A man who died after a fight with Baton Rouge police officers last summer had ingested a lethal dose of cocaine that caused him to suffer a “terminal cardiac arrhythmia,” according to toxicology results.

Officers responding to an Aug. 24 domestic dispute fired stun guns at 43-year-old Derek B. Dukes, but East Baton Rouge Coroner Dr. Beau Clark concluded that did not contribute to his death.

“At the end of the day, I think you’ve got a guy who ingested a lot of cocaine, who had chronic medical conditions, and was in a fight,” Clark said Tuesday. “All that stimulation was too much and sent him into an arrhythmia.”

The fight began after an officer arrived at Dukes’ West Roosevelt Street residence and, through a window, spotted Dukes on top of his wife beating her, police have said. The officer entered the unlocked home, confronted the 6-foot-4-inch, 250-pound man and used his stun gun in response to Dukes taking “an aggressive stance,” the authorities have said.

Dukes managed to disengage the probes from the stun gun, lunged at the officer and fought with him until backup arrived, police have said. A second officer fired his stun gun, police have said, but Dukes again removed the probes and continued fighting.

Two more officers joined the struggle and eventually brought Dukes to the ground. As Dukes lay prone and the officers sought to handcuff him, they noticed he had stopped breathing, police have said.

Emergency Medical Services responded and performed CPR, authorities said, but Dukes died at an area hospital. Investigators searching the home after the fight recovered illegal drugs, according to police.

A preliminary autopsy report pointed to complications caused by an enlarged heart, a condition Clark said could have been caused by prolonged drug use. Dukes had a level of nearly 5,000 nanograms of cocaine per milliliter in his blood, Clark said.

“These are definitely overdose numbers,” Clark added. “Cocaine, being a stimulant, can cause an increase in your heart rate, which can lead to an electrical problem in your heart.”

Clark said he could not predict whether Dukes would have died without being exposed to the stun guns, but said he did not think “the Tasers even had an effect” on Dukes because they quickly became detached during the fight.
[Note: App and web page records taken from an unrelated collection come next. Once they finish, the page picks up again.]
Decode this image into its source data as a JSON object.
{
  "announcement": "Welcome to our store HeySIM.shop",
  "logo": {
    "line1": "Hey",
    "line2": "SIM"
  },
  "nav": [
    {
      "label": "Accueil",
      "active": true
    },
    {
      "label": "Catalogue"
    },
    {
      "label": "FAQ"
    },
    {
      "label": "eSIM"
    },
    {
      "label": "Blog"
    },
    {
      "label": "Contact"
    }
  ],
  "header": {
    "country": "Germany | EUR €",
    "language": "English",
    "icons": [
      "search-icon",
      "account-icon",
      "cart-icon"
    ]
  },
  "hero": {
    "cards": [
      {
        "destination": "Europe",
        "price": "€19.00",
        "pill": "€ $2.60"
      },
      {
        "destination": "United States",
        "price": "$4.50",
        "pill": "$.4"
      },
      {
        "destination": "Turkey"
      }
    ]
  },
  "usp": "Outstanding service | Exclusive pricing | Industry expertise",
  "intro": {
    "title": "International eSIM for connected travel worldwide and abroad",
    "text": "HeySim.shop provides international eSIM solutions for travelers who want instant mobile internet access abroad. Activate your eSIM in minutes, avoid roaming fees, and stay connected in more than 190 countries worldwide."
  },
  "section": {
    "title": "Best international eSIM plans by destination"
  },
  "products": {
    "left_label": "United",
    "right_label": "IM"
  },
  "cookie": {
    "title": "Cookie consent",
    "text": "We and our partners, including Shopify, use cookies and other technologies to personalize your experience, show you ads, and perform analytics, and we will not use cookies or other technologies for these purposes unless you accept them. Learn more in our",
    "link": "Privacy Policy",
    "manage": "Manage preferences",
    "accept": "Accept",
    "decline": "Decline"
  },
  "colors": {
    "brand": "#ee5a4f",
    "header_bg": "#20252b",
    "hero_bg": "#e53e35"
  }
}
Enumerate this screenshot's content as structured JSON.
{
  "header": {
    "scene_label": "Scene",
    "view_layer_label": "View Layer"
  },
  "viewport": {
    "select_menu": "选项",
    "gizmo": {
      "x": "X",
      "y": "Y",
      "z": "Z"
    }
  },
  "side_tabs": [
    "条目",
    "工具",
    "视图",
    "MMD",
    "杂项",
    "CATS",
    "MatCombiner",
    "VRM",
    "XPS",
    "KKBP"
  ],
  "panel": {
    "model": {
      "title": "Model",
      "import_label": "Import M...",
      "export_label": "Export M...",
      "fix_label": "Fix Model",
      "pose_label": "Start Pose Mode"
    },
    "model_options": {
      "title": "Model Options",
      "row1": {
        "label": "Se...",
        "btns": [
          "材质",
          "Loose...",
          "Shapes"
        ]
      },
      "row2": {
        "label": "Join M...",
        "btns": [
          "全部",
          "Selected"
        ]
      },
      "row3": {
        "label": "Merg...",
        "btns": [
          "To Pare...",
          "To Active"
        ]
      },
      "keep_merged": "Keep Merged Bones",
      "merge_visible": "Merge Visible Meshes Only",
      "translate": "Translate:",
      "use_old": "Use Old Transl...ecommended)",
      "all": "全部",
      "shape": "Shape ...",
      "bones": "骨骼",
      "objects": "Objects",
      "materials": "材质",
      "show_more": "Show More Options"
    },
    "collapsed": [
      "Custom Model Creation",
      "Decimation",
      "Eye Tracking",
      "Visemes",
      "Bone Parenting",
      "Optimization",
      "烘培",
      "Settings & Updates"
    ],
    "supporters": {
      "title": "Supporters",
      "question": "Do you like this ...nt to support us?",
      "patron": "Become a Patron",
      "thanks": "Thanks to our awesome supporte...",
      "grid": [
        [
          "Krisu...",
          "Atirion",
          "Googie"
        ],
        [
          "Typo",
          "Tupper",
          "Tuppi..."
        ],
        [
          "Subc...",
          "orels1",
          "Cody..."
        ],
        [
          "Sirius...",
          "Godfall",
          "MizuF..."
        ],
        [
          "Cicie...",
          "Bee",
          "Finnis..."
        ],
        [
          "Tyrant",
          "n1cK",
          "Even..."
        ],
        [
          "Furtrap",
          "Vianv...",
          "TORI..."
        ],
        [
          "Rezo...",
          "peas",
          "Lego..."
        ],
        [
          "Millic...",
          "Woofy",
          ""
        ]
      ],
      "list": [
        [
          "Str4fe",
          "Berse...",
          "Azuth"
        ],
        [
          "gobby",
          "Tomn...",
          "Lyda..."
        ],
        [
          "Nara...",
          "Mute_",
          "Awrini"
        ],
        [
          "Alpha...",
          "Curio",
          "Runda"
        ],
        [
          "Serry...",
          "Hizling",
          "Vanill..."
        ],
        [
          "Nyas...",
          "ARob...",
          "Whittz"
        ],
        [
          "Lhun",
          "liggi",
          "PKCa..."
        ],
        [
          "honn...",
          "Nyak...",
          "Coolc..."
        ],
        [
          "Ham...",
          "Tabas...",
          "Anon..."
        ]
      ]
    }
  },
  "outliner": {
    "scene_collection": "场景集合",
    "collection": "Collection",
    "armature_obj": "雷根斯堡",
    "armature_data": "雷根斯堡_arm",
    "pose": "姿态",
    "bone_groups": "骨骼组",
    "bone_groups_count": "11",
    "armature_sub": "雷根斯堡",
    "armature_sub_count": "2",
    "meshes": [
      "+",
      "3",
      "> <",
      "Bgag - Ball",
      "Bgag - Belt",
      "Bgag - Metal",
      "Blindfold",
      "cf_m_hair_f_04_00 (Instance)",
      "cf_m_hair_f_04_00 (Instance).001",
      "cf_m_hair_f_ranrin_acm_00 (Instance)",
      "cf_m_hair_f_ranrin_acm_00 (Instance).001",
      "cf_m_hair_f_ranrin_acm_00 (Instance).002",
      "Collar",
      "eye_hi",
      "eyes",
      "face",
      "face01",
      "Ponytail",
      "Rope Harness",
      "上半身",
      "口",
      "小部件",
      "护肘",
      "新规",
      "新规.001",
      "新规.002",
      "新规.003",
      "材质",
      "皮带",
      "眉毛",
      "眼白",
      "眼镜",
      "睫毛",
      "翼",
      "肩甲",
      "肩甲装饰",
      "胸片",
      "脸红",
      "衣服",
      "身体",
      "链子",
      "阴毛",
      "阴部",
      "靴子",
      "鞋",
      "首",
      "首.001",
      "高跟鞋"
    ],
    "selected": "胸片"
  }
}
Toxic levels of cocaine, combined with other factors, including Dukes’ weight and exertion from the fight, contributed to the death, Clark said.

“I would say it would be fair to call this an ‘excited delirium’ if his toxicology screen had been negative,” Clark said. “But with a positive toxicology screen, it’s difficult to call it that.”

The officers involved in the fight were briefly placed on administrative leave but later put back to work. They were later cleared of any wrongdoing, said Cpl. L’Jean McKneely, a police spokesman.

At the time of his death, Dukes had been under indictment for aggravated battery. A 54-year-old woman claimed Dukes picked her up one night in August 2011 and, holding a large hunting knife against her throat, forced her to perform a sex act, according to court records.

The woman removed a knife of her own during the encounter and stabbed Dukes near his left side, records show. Dukes then allegedly struck her in the side of the face, causing her cheek to swell, according to a warrant.